_What you are asked to do_
Can you pull out each line of the data below that includes the word "triad"?

Dataset rows for apps and sites:

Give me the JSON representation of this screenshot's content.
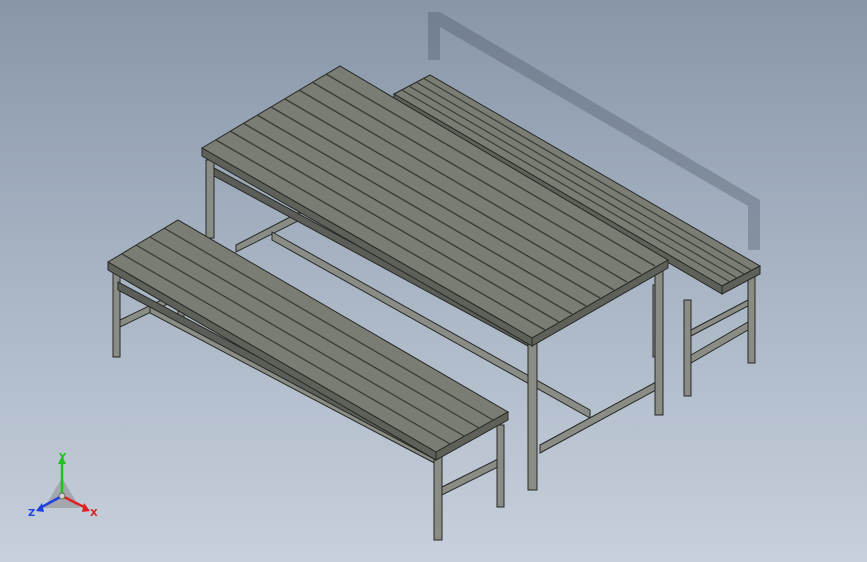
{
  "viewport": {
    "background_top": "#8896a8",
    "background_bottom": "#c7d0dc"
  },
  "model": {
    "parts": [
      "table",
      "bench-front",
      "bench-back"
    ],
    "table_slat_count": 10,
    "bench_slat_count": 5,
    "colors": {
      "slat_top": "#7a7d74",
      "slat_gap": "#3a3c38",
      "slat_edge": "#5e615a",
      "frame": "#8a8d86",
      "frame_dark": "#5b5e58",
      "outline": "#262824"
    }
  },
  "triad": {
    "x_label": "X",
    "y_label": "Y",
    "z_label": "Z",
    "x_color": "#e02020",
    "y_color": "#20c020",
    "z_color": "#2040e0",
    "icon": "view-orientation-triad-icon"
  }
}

_Finished exercise_
  "triad": {
    "icon": "view-orientation-triad-icon"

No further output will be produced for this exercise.